Gloucester’s solar facility goes live

Peter J. Teagle - Posted on May 01, 2019 - 02:14 PM

Photo: The Gloucester solar facility on Route 14 across from Holly Hill Antiques and adjacent to Toddsbury Lane went live on Monday, April 22. The 20-megawatt facility was constructed by Strata Solar and later acquired by Dominion as part of an effort by Facebook, Inc., to mitigate the environmental impacts and energy demands of a data center in Henrico County. Photo by Peter J. Teagle

The Gloucester solar facility on Route 14 across from Holly Hill Antiques and adjacent to Toddsbury Lane went live on Monday, April 22. The 20-megawatt facility was constructed by Strata Solar and later acquired by Dominion as part of an effort by Facebook, Inc., to mitigate the environmental impacts and energy demands of a data center in Henrico County. Photo by Peter J. Teagle

 

After months of site work, the solar array on Route 14 in Gloucester began generating power from the sun, fittingly enough, on Earth Day. April 22 saw the 20-megawatt facility go live as part of an effort by Facebook, Inc., to mitigate the environmental footprint of a data center in Henrico County.

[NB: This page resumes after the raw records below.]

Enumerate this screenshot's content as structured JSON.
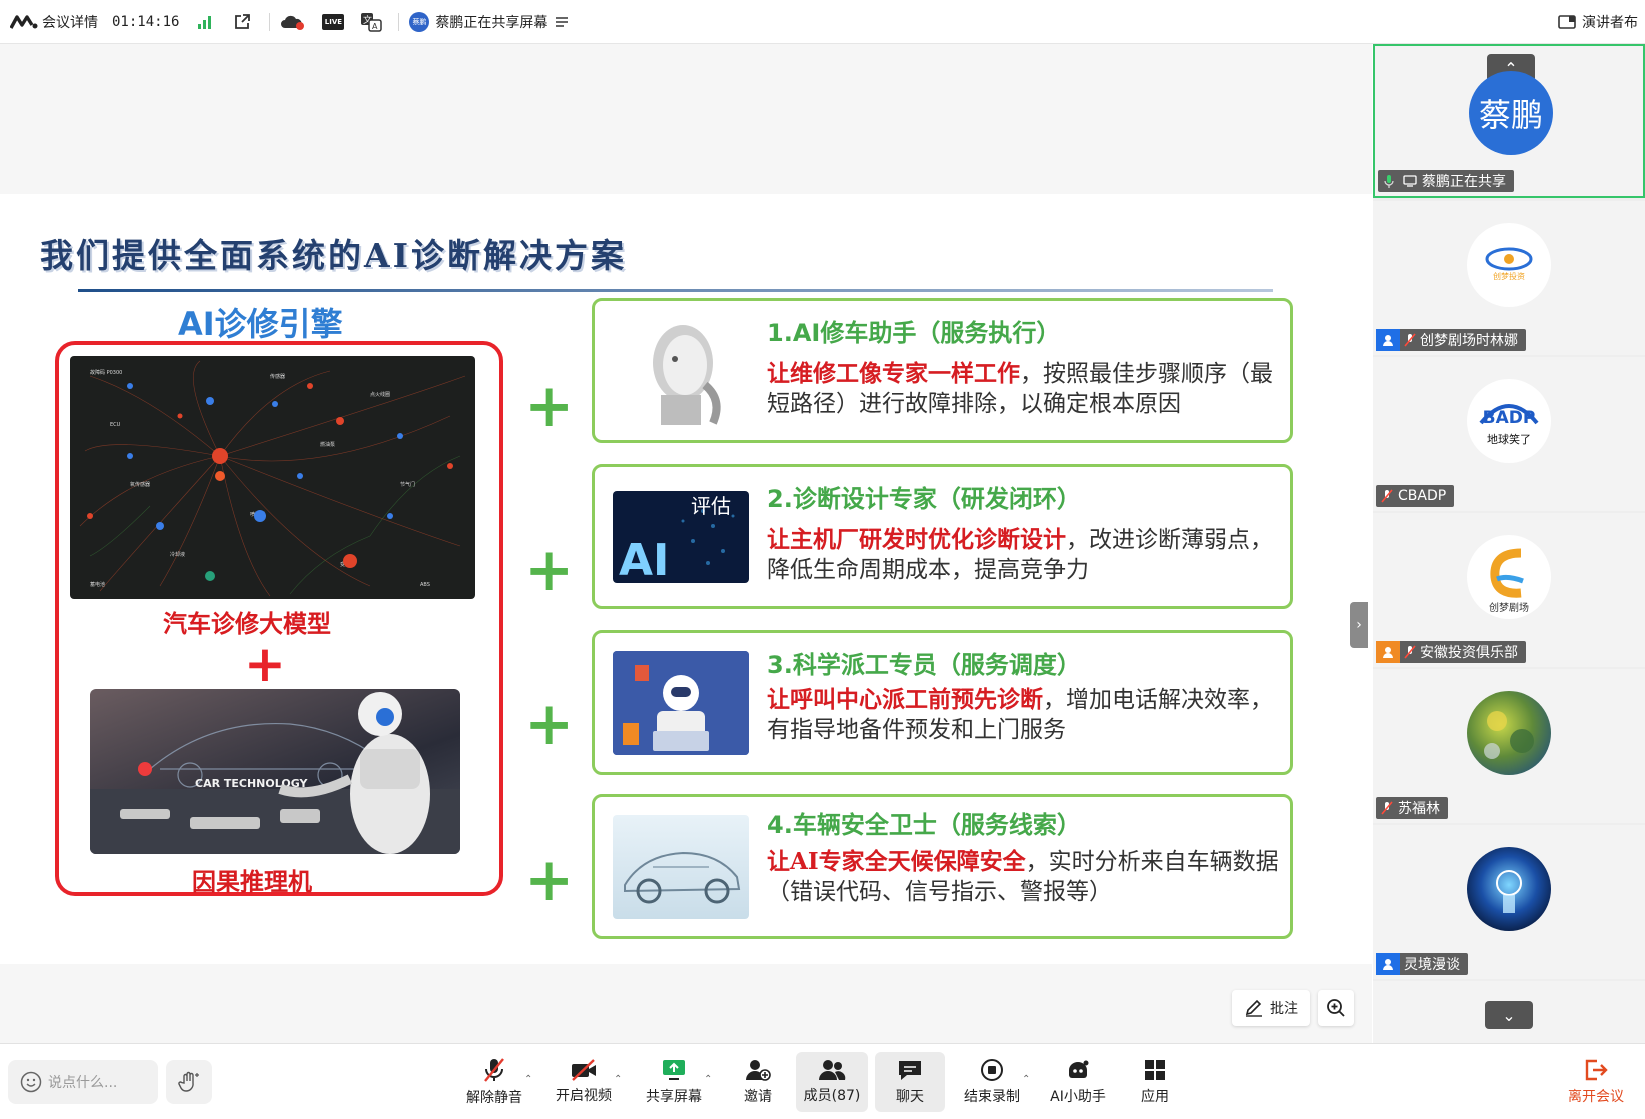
{
  "topbar": {
    "meeting_details": "会议详情",
    "timer": "01:14:16",
    "sharing_status": "蔡鹏正在共享屏幕",
    "live_badge": "LIVE",
    "presenter_view": "演讲者布"
  },
  "slide": {
    "title": "我们提供全面系统的AI诊断解决方案",
    "engine_label": "AI诊修引擎",
    "model_label": "汽车诊修大模型",
    "plus": "+",
    "reasoner_label": "因果推理机",
    "car_tech_text": "CAR TECHNOLOGY",
    "cards": [
      {
        "title": "1.AI修车助手（服务执行）",
        "highlight": "让维修工像专家一样工作",
        "text": "，按照最佳步骤顺序（最短路径）进行故障排除，以确定根本原因"
      },
      {
        "title": "2.诊断设计专家（研发闭环）",
        "highlight": "让主机厂研发时优化诊断设计",
        "text": "，改进诊断薄弱点，降低生命周期成本，提高竞争力",
        "thumb_big": "AI",
        "thumb_small": "评估"
      },
      {
        "title": "3.科学派工专员（服务调度）",
        "highlight": "让呼叫中心派工前预先诊断",
        "text": "，增加电话解决效率，有指导地备件预发和上门服务"
      },
      {
        "title": "4.车辆安全卫士（服务线索）",
        "highlight": "让AI专家全天候保障安全",
        "text": "，实时分析来自车辆数据（错误代码、信号指示、警报等）"
      }
    ]
  },
  "share_tools": {
    "annotate": "批注"
  },
  "participants": [
    {
      "name": "蔡鹏正在共享",
      "avatar_text": "蔡鹏",
      "avatar_color": "#2a6fd6"
    },
    {
      "name": "创梦剧场时林娜",
      "logo_text": "创梦投资"
    },
    {
      "name": "CBADP",
      "logo_text": "BADP",
      "logo_sub": "地球笑了"
    },
    {
      "name": "安徽投资俱乐部",
      "logo_text": "创梦剧场"
    },
    {
      "name": "苏福林"
    },
    {
      "name": "灵境漫谈"
    }
  ],
  "bottombar": {
    "chat_placeholder": "说点什么...",
    "buttons": [
      {
        "label": "解除静音",
        "icon": "mic-muted-icon"
      },
      {
        "label": "开启视频",
        "icon": "video-off-icon"
      },
      {
        "label": "共享屏幕",
        "icon": "share-screen-icon"
      },
      {
        "label": "邀请",
        "icon": "invite-icon"
      },
      {
        "label": "成员(87)",
        "icon": "members-icon"
      },
      {
        "label": "聊天",
        "icon": "chat-icon"
      },
      {
        "label": "结束录制",
        "icon": "record-stop-icon"
      },
      {
        "label": "AI小助手",
        "icon": "ai-assistant-icon"
      },
      {
        "label": "应用",
        "icon": "apps-icon"
      },
      {
        "label": "离开会议",
        "icon": "leave-icon"
      }
    ]
  },
  "colors": {
    "accent_green": "#55b44c",
    "alert_red": "#d61d22",
    "brand_blue": "#2a6fd6",
    "leave": "#e24a1f"
  }
}
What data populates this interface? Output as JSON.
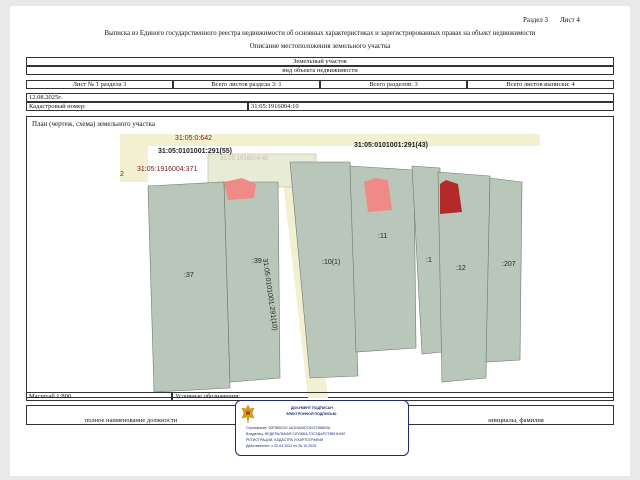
{
  "header": {
    "section_label": "Раздел 3",
    "sheet_label": "Лист 4",
    "title": "Выписка из Единого государственного реестра недвижимости об основных характеристиках и зарегистрированных правах на объект недвижимости",
    "subtitle": "Описание местоположения земельного участка"
  },
  "object": {
    "type": "Земельный участок",
    "type_caption": "вид объекта недвижимости"
  },
  "sheet_row": {
    "sheet_no": "Лист № 1 раздела 3",
    "total_sheets_section": "Всего листов раздела 3: 1",
    "total_sections": "Всего разделов: 3",
    "total_sheets": "Всего листов выписки: 4"
  },
  "date": "12.08.2025г.",
  "cadastral": {
    "label": "Кадастровый номер:",
    "value": "31:05:1916004:10"
  },
  "plan": {
    "title": "План (чертеж, схема) земельного участка",
    "labels": {
      "top_number": "31:05:0:642",
      "block_a": "31:05:0101001:291(55)",
      "block_b": "31:05:0101001:291(43)",
      "red_a": "31:05:1916004:371",
      "red_a_prefix": "2",
      "road_label": "31:05:0101001:291(10)",
      "faded": "31:05:1916004:40",
      "plot_37": ":37",
      "plot_39": ":39",
      "plot_10": ":10(1)",
      "plot_11": ":11",
      "plot_1": ":1",
      "plot_12": ":12",
      "plot_20": ":207"
    },
    "colors": {
      "plot_fill": "#b9c6ba",
      "plot_stroke": "#6f7a70",
      "road_fill": "#f3f0d2",
      "building_light": "#f08a86",
      "building_dark": "#b42a2a"
    }
  },
  "footer": {
    "scale": "Масштаб 1:800",
    "legend": "Условные обозначения:",
    "position_caption": "полное наименование должности",
    "initials_caption": "инициалы, фамилия"
  },
  "signature": {
    "title": "ДОКУМЕНТ ПОДПИСАН",
    "subtitle": "ЭЛЕКТРОННОЙ ПОДПИСЬЮ",
    "cert": "Сертификат: 00F9B0C5C1A0236A97C6237968E9A",
    "owner": "Владелец: ФЕДЕРАЛЬНАЯ СЛУЖБА ГОСУДАРСТВЕННОЙ",
    "owner2": "РЕГИСТРАЦИИ, КАДАСТРА И КАРТОГРАФИИ",
    "valid": "Действителен: с 02.04.2024 по 26.10.2025"
  }
}
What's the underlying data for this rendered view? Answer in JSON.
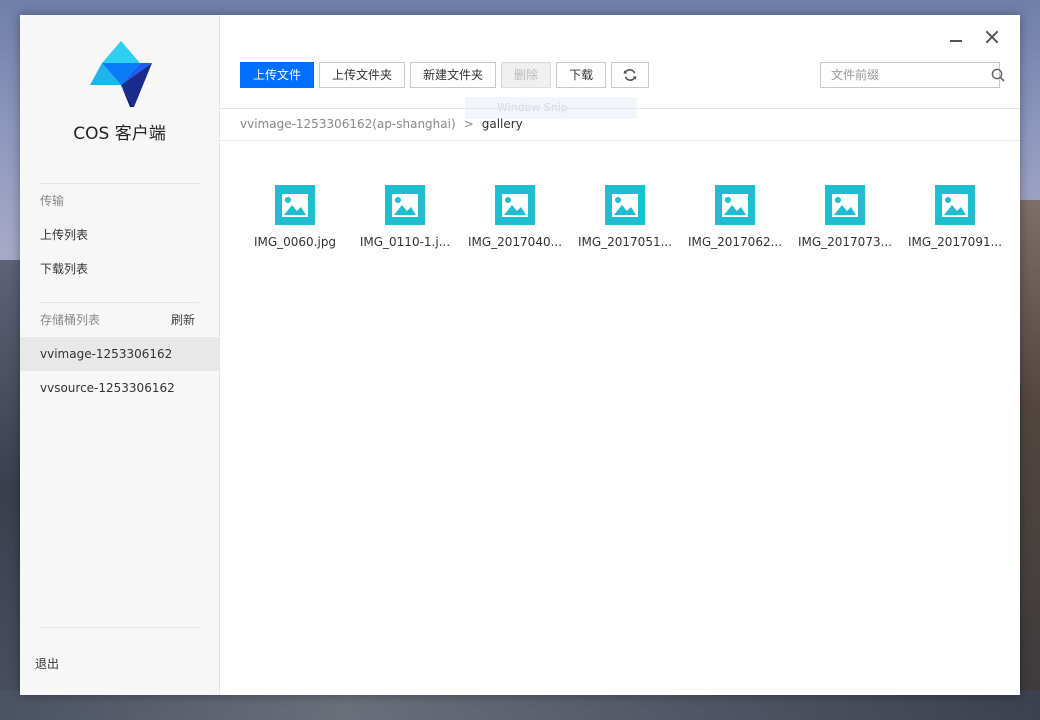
{
  "app": {
    "name": "COS 客户端"
  },
  "window": {
    "minimize_icon": "minimize-icon",
    "close_icon": "close-icon"
  },
  "sidebar": {
    "transfer_section": "传输",
    "transfer_items": [
      {
        "label": "上传列表"
      },
      {
        "label": "下载列表"
      }
    ],
    "bucket_section": "存储桶列表",
    "bucket_refresh": "刷新",
    "buckets": [
      {
        "label": "vvimage-1253306162",
        "active": true
      },
      {
        "label": "vvsource-1253306162",
        "active": false
      }
    ],
    "logout": "退出"
  },
  "toolbar": {
    "upload_file": "上传文件",
    "upload_folder": "上传文件夹",
    "new_folder": "新建文件夹",
    "delete": "删除",
    "download": "下载",
    "refresh_icon": "refresh-icon",
    "ghost_tip": "Window Snip"
  },
  "search": {
    "placeholder": "文件前缀",
    "value": "",
    "icon": "search-icon"
  },
  "breadcrumb": {
    "root": "vvimage-1253306162(ap-shanghai)",
    "separator": ">",
    "current": "gallery"
  },
  "files": [
    {
      "name": "IMG_0060.jpg",
      "icon": "image-icon"
    },
    {
      "name": "IMG_0110-1.j...",
      "icon": "image-icon"
    },
    {
      "name": "IMG_2017040...",
      "icon": "image-icon"
    },
    {
      "name": "IMG_2017051...",
      "icon": "image-icon"
    },
    {
      "name": "IMG_2017062...",
      "icon": "image-icon"
    },
    {
      "name": "IMG_2017073...",
      "icon": "image-icon"
    },
    {
      "name": "IMG_2017091...",
      "icon": "image-icon"
    }
  ],
  "colors": {
    "primary": "#006eff",
    "file_icon": "#1fbdd1",
    "logo_light": "#2dd0f0",
    "logo_mid": "#0a7cf5",
    "logo_dark": "#1a2b8c"
  }
}
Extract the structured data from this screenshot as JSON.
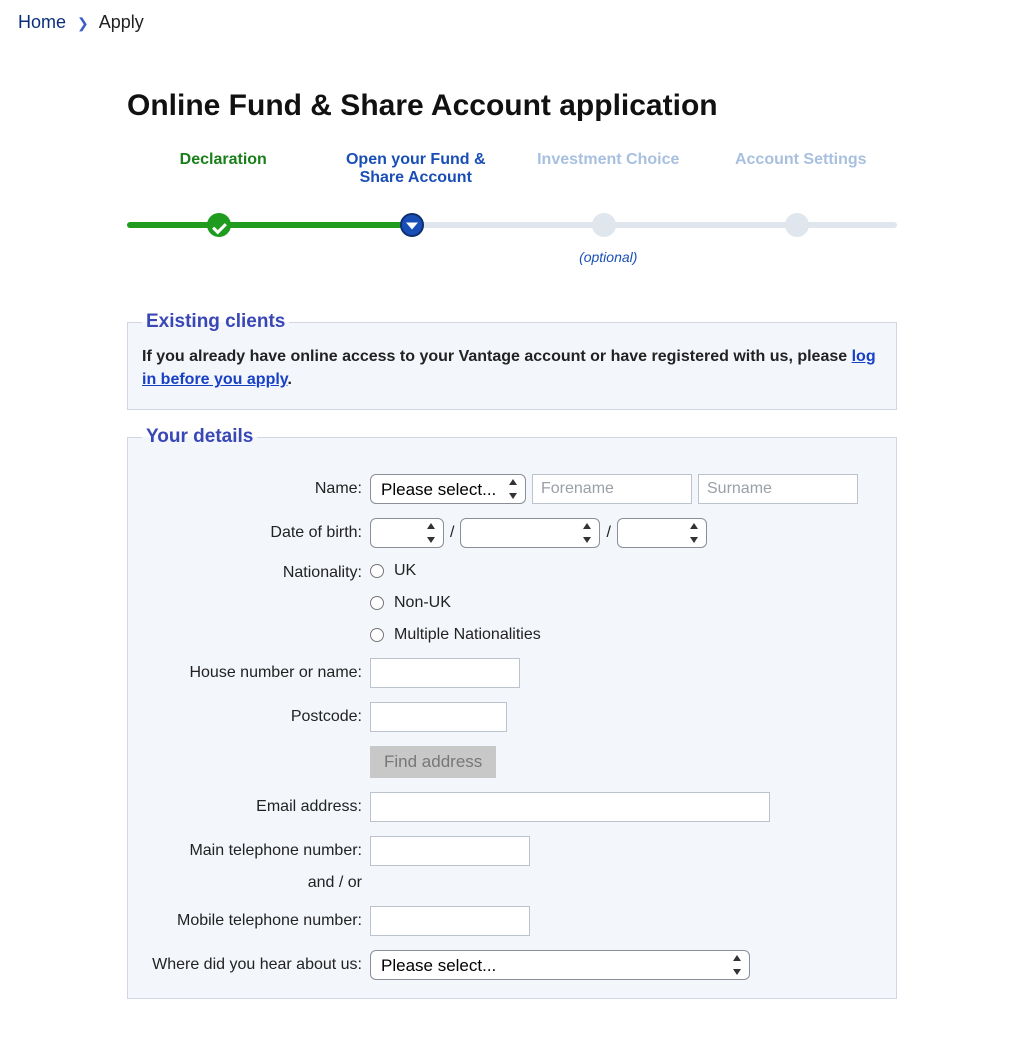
{
  "breadcrumb": {
    "home": "Home",
    "current": "Apply"
  },
  "page_title": "Online Fund & Share Account application",
  "stepper": {
    "step1": "Declaration",
    "step2": "Open your Fund & Share Account",
    "step3": "Investment Choice",
    "step4": "Account Settings",
    "optional": "(optional)"
  },
  "existing": {
    "legend": "Existing clients",
    "text_before": "If you already have online access to your Vantage account or have registered with us, please ",
    "link": "log in before you apply",
    "text_after": "."
  },
  "details": {
    "legend": "Your details",
    "name_label": "Name:",
    "title_select": "Please select...",
    "forename_ph": "Forename",
    "surname_ph": "Surname",
    "dob_label": "Date of birth:",
    "slash": "/",
    "nationality_label": "Nationality:",
    "nat_uk": "UK",
    "nat_nonuk": "Non-UK",
    "nat_multi": "Multiple Nationalities",
    "house_label": "House number or name:",
    "postcode_label": "Postcode:",
    "find_address": "Find address",
    "email_label": "Email address:",
    "main_tel_label": "Main telephone number:",
    "and_or": "and / or",
    "mobile_tel_label": "Mobile telephone number:",
    "hear_label": "Where did you hear about us:",
    "hear_select": "Please select..."
  }
}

The amount of power generated by these panels is enough to power 5,000 homes at peak output and, when compared to traditional forms of electricity generation, is the equivalent of removing 29,567 metric tons of carbon dioxide per year or 6,277 passenger vehicles off the road for one year.

Strata Solar, a North Carolina-based company, leased the 203-acre tract of land near Toddsbury Lane from RFD Farms LLC, Virginia Field Wray, the Estate of Eleanor Field Martin and Carrie E. Belvin. Dominion Energy acquired the facility from Strata Solar upon completion and now operates it.

“The energy generated will go directly to the power grid for all customers to use,” said Daisy Prigden of Dominion Media Relations, “but Facebook will purchase the renewable energy certificates (RECs) or environmental attributes that will count toward their goal of supporting their global operations with 100 percent renewable energy by the end of 2020.”

The project had between 100 and 120 workers on site during construction and, in total, 115,000 man-hours were spent on the construction.